[Start of section]

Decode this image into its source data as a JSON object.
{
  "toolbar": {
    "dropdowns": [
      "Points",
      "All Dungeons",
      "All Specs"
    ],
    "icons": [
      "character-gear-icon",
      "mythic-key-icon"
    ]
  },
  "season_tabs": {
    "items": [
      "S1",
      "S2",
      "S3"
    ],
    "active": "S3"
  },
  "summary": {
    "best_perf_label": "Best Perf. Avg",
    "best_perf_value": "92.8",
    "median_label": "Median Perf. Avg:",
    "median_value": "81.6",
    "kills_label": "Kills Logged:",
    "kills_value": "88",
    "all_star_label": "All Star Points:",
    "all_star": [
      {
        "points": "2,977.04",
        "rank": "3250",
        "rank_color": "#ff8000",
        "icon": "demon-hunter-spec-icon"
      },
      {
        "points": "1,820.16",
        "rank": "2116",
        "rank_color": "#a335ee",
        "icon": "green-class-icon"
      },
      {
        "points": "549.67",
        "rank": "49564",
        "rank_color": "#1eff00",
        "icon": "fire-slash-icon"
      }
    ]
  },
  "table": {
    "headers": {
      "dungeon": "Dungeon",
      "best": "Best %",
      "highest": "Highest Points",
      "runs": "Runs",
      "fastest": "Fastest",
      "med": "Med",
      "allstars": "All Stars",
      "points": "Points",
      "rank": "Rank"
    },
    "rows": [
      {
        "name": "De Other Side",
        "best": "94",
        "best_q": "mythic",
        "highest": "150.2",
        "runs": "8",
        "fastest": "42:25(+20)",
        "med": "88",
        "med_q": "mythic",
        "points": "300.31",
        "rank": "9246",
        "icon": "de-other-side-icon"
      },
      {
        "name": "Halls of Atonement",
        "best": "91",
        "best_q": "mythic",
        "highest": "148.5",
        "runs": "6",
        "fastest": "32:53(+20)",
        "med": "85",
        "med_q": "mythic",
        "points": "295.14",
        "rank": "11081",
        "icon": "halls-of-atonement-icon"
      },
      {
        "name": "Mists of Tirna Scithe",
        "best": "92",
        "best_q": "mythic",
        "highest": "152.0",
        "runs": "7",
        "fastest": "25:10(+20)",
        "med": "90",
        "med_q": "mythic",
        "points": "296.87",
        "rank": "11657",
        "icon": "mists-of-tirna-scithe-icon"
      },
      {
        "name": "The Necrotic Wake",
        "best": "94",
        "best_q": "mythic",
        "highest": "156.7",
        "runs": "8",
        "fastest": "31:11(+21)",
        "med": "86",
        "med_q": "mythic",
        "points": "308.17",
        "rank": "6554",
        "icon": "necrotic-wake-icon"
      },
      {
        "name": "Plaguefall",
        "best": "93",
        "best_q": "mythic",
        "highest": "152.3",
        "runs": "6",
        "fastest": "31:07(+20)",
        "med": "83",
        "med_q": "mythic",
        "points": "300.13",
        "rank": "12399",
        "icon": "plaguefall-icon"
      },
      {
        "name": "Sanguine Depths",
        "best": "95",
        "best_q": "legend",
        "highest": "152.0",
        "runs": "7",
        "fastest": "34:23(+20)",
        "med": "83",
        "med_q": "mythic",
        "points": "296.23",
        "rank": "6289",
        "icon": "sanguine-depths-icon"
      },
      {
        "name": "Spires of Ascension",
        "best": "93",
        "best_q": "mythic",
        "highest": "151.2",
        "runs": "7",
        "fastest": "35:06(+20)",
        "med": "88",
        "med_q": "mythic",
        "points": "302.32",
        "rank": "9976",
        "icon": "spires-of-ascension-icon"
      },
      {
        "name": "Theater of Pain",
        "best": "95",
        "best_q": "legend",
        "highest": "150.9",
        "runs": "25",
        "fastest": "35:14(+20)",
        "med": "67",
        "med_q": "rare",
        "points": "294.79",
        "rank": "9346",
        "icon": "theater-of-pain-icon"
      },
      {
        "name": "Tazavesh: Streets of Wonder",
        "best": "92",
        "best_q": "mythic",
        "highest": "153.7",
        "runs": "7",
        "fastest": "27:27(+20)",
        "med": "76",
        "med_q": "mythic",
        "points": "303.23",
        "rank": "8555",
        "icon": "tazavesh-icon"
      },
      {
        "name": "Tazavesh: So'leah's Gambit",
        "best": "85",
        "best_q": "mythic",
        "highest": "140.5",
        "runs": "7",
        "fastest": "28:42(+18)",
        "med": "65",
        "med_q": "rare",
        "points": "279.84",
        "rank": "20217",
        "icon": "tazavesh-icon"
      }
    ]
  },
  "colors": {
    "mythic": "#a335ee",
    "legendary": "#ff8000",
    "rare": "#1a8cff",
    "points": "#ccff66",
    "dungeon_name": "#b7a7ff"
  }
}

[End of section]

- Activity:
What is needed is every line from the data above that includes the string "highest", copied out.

- Solution to the problem:
      "highest": "Highest Points",
        "highest": "150.2",
        "highest": "148.5",
        "highest": "152.0",
        "highest": "156.7",
        "highest": "152.3",
        "highest": "152.0",
        "highest": "151.2",
        "highest": "150.9",
        "highest": "153.7",
        "highest": "140.5",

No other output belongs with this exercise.